» **Required action**
Look through the material that follows and show every line with the string "chevron".

» **Data extract**
---*---
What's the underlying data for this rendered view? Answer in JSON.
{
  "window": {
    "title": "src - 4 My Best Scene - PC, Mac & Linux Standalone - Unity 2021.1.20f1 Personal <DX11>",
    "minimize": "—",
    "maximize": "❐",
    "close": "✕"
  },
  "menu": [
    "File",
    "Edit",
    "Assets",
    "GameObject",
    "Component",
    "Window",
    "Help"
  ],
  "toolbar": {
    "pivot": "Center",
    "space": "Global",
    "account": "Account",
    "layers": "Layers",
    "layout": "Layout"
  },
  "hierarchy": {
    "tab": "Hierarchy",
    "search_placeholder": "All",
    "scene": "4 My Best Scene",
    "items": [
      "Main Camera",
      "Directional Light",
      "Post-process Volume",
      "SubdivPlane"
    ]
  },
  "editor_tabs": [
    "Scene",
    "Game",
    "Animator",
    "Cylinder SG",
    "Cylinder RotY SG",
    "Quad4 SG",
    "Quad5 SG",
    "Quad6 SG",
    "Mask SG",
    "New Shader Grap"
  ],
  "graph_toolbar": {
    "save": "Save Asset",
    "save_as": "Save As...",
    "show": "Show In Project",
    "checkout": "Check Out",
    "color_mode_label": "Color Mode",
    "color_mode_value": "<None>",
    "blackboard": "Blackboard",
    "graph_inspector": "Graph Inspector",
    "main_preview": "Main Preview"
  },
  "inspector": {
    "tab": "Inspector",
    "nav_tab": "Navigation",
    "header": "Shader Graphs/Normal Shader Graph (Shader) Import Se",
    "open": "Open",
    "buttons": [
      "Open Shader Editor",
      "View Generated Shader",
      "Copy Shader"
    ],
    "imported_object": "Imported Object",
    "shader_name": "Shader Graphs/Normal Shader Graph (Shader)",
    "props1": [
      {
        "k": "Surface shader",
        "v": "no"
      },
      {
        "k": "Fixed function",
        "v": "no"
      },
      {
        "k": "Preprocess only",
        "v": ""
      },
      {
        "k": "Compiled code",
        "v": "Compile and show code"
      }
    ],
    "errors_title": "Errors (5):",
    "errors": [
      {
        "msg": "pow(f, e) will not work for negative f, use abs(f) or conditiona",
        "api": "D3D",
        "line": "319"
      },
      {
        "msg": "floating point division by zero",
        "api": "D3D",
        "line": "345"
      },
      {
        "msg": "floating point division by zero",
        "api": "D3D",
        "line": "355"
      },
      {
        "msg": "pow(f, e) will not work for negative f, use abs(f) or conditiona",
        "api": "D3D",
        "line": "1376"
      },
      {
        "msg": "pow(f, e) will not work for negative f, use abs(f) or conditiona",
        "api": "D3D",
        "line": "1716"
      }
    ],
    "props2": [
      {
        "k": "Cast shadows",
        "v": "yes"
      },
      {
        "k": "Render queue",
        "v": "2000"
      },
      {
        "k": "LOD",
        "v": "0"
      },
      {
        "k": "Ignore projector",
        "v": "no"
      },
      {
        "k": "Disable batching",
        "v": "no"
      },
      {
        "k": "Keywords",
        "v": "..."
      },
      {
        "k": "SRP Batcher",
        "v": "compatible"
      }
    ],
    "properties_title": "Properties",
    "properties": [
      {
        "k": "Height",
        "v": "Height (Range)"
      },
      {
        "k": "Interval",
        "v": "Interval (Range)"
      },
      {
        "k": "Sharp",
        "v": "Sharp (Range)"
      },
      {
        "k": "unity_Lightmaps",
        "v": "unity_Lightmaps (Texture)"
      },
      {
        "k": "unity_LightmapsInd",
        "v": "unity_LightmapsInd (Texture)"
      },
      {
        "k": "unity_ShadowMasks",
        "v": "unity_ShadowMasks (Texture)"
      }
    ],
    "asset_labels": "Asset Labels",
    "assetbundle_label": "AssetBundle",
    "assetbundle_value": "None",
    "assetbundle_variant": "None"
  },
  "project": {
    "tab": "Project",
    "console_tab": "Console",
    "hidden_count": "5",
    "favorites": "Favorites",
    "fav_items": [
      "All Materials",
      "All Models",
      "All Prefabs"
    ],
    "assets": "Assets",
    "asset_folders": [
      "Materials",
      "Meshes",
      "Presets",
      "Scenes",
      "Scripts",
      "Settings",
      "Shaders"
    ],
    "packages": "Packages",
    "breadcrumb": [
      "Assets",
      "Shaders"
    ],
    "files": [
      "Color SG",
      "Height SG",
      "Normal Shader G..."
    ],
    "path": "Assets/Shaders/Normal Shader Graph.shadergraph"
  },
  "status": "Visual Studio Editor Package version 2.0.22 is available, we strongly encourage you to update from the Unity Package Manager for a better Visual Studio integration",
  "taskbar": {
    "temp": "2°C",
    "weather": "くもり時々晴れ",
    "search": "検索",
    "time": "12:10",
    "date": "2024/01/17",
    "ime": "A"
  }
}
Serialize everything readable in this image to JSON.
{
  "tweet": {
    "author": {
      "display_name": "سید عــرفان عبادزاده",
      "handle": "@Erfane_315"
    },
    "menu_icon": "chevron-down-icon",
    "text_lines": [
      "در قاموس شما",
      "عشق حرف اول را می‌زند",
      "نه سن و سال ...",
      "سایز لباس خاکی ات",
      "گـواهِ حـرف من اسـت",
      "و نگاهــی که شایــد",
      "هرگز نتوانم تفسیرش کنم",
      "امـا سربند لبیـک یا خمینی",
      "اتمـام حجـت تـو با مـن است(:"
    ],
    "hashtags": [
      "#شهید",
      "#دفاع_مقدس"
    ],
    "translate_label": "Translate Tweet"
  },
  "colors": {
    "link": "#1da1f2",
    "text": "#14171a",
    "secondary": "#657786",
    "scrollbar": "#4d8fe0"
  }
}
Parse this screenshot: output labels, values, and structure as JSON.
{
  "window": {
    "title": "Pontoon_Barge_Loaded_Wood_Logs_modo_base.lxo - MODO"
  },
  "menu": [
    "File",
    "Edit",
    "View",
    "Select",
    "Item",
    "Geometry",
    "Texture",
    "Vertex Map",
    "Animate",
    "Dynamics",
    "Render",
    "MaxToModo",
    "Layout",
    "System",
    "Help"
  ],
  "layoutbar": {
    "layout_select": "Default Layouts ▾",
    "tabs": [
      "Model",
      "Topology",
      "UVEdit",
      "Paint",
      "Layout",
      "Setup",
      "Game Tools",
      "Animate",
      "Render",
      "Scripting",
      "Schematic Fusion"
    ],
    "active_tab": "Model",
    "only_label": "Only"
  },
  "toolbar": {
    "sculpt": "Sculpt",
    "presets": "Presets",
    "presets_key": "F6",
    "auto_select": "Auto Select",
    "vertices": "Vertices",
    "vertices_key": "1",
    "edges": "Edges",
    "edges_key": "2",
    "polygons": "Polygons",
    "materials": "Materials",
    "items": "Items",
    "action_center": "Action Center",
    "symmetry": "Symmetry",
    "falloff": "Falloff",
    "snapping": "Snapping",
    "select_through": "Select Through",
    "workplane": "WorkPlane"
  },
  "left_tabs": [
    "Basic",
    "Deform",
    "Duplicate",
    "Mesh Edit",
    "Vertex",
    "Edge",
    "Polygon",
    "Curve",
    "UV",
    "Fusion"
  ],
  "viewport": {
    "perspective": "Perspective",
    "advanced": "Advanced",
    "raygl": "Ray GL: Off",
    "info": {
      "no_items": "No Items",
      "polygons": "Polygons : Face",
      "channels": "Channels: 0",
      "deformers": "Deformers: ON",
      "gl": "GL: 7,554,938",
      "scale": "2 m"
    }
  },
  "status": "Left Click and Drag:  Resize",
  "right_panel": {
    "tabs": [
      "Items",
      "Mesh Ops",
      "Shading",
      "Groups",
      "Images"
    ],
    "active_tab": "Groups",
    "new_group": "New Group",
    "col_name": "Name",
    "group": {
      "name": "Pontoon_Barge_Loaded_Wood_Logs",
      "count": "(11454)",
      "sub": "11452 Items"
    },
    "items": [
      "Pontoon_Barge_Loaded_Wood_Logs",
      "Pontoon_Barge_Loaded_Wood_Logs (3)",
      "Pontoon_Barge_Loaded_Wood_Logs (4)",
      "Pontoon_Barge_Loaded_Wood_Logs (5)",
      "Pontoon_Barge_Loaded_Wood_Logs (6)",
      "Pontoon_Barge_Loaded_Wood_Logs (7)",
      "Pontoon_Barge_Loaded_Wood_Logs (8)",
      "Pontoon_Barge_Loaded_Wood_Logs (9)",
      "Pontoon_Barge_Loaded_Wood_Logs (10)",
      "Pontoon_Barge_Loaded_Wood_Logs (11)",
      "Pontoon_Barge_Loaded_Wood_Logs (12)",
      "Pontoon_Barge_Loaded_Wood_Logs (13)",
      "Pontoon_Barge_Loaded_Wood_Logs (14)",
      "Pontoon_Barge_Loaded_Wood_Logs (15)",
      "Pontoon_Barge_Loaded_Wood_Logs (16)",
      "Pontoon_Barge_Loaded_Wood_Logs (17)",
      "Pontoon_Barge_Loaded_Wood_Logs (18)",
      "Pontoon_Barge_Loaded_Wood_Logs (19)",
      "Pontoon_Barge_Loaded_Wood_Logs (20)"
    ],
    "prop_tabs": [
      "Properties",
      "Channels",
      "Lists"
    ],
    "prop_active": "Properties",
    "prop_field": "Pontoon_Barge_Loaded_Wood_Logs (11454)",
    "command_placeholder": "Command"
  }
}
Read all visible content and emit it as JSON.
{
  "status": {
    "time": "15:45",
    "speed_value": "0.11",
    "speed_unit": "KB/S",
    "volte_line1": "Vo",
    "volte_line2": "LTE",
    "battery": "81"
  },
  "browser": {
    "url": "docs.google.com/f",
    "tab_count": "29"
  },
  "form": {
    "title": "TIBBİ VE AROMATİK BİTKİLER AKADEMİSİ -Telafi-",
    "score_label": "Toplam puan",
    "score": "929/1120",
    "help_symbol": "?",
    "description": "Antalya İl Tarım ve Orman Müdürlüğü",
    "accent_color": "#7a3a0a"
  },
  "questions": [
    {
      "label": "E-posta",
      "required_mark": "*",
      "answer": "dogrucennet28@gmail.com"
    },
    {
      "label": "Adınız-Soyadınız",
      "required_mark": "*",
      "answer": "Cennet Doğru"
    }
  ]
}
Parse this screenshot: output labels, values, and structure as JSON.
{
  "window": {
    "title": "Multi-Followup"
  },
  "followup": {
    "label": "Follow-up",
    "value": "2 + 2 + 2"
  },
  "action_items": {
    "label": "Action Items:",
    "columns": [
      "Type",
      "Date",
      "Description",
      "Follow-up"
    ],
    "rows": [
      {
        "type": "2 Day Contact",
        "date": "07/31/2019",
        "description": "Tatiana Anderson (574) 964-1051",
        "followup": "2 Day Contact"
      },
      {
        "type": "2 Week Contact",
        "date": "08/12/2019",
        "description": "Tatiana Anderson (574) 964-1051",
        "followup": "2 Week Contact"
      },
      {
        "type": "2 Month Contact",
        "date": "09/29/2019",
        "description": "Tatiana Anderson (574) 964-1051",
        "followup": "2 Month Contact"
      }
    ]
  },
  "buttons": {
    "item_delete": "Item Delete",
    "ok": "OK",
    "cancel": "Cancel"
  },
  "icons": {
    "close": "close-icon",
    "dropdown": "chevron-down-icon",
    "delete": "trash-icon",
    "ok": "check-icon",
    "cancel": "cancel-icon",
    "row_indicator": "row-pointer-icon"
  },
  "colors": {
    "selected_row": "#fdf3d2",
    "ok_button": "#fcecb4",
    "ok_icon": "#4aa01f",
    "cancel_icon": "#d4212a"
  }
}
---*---
» **Solved problem**
    "menu_icon": "chevron-down-icon",
    "dropdown": "chevron-down-icon",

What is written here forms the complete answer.